The biggest complaint I’m hearing and reading about in comments addresses the use of the word elite. I understand the criticism. I cringed when I saw it, too, because when we decided to homeschool we certainly didn’t aim to make our living room into a yellow brick road to the Ivy League.
Today Kerry McDonald posted a nice piece on the subject, and yesterday Tracy Ventola discussed it. Both these pieces point out that many of the families interviewed in the article are unschoolers, including mine.
While I didn’t set out to get my kid into Harvard, I’m glad she’s there, for lots of reasons, not the least of which is the fact that it was the most affordable choice of all her acceptances. Mainly, though, I’m happy Claire is at Harvard because it’s where she wants to be.
Claire spent her childhood reading, learning, engaging with the world, and pursuing her interests in the ways she chose to pursue them. That didn’t stop when she applied to college. My husband and I did our part for her application, which included working on the transcript, creating the school profile, writing the counselor recommendation, and filling out the FAFSA.
The rest was her baby, and this is what I want to stress. As much as I’d like to take credit, I didn’t get my daughter into Harvard. She got herself into Harvard.
Watching the process wasn’t a whole lot different than watching her become an accomplished jazz singer or land a position as a research assistant at a hospital, observing her younger sister nail an internship with a professional theater company, or seeing my son get himself volunteer jobs at the local science museum and Audubon sanctuary.
These are examples of a few of my kids’ chosen pursuits as teenagers. By that time, I was in the position to kick back and enjoy the ride, loving their excitement about learning and marveling at their willingness to put themselves out there.

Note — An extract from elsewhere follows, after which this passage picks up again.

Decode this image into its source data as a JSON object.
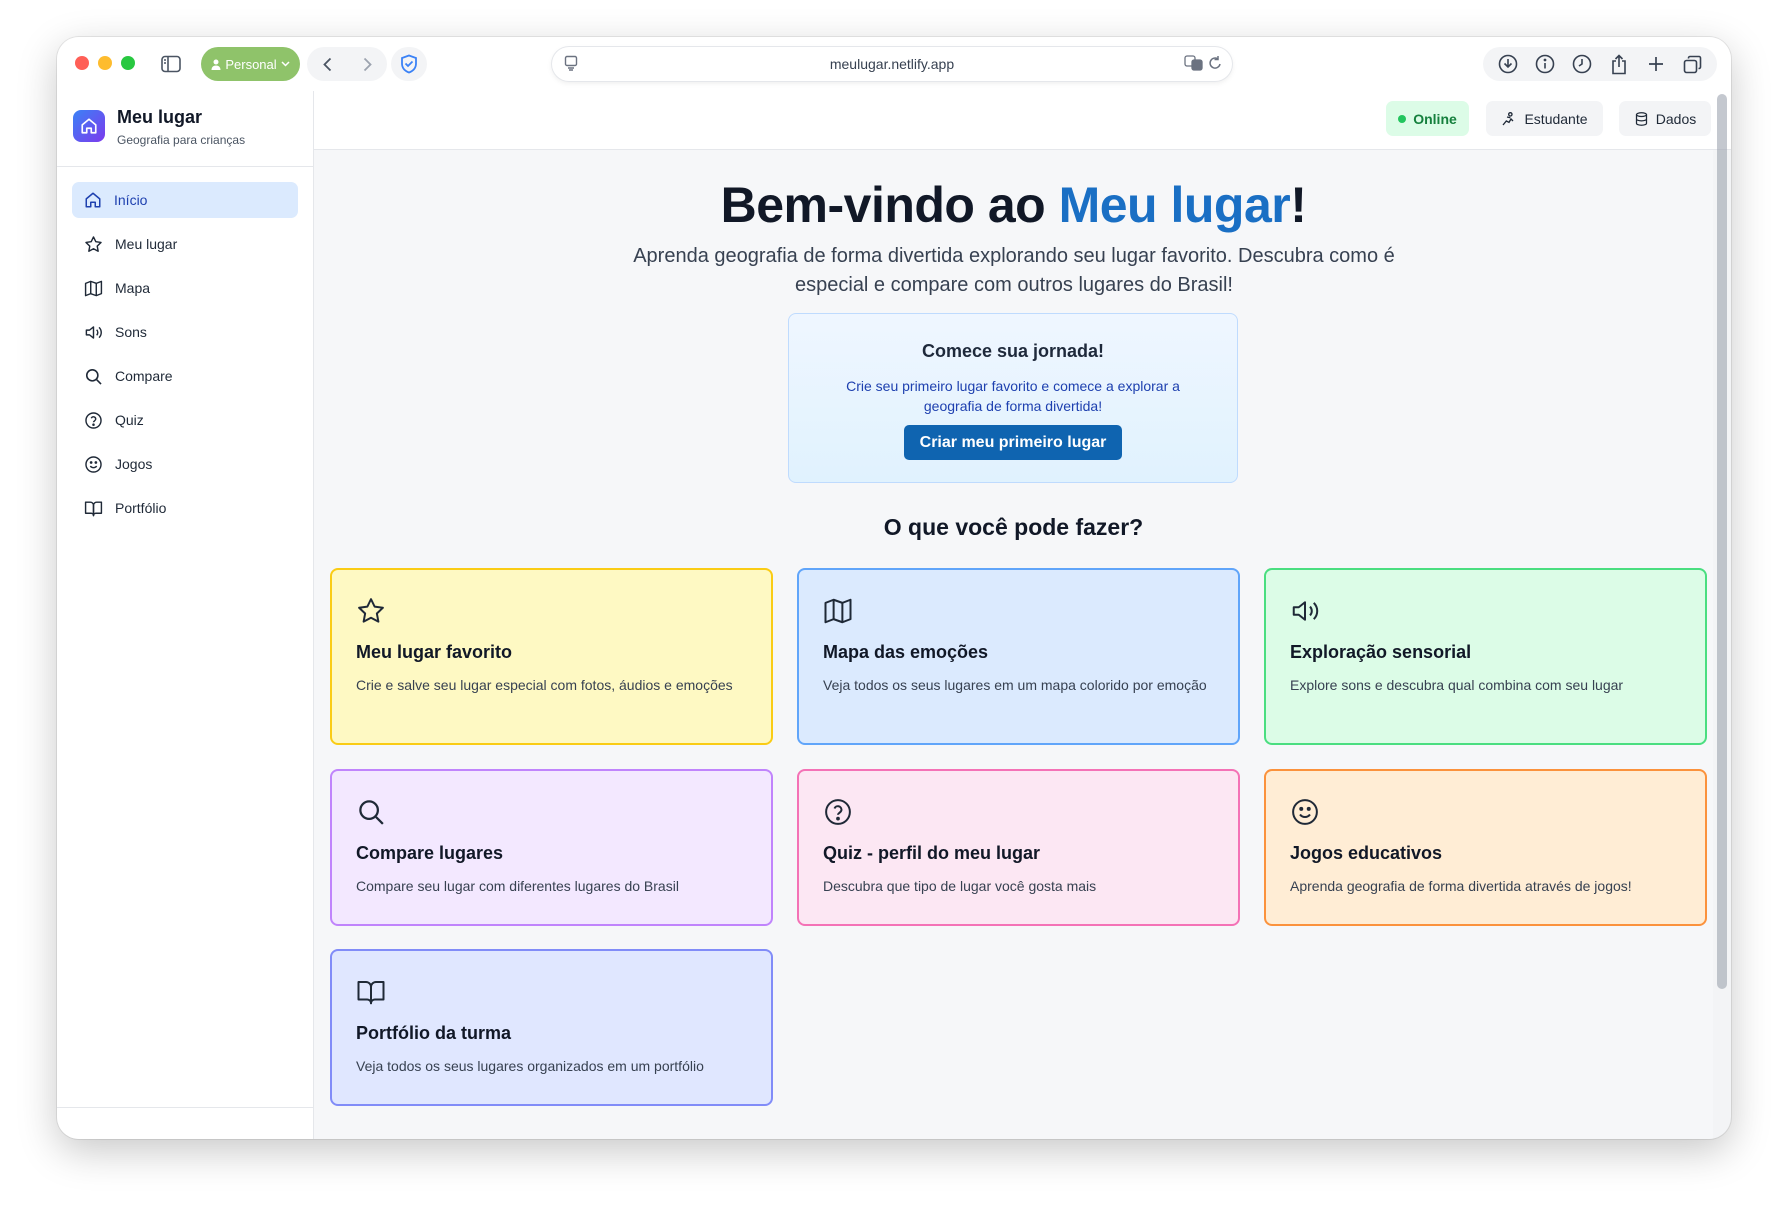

The ride before that was pretty fun, too. Actually, the active engagement with the world my teenagers pursued was a natural extension of what they’d been doing all their lives. I can sum it up in a word: Play. That’s what they did most every day, and it’s pretty much what they still do.
Pattern blocks, legos, dolls, sand, mud, unicycles, basketballs, Magic cards, juggling clubs, dress up, and my daughters’ beloved Calico Critters were some of the most valued educational tools we possessed. There were also the fruits of their imaginations, the made-up worlds they spent hours in, the drawings and songs and plays they created, the time to be alone to daydream, to think, to be. In the sense that it involves spontaneity and agile minds, talk was play, too, and we all participated in that, discussing books we read, places we went, things we saw and heard, issues we wondered about.
Community was no small part of our unschooling. When kids wanted to do theater, a mom stepped up and created magical yearly productions. The first creative writing group I led happened because that same theater mom told me her son wanted to write, and she thought I might be the person to help out. Math sessions, literature groups, science clubs, camping trips, weekly square dances, park days and beach days and field trips galore–these all happened and more, all based on the interests, desires, and will of the people who organized them.
While I chose homeschooling because I thought it would be best for my kids, I’d be lying if I didn’t admit that I wanted it, too. The lifestyle, which I’ve written about in the past and called slow homeschooling, was my choice for my life.
So if playing their way through childhood, loving learning, appreciating people and the world around them, and pursuing what they care about makes my kids elite, so be it. I wouldn’t change a thing.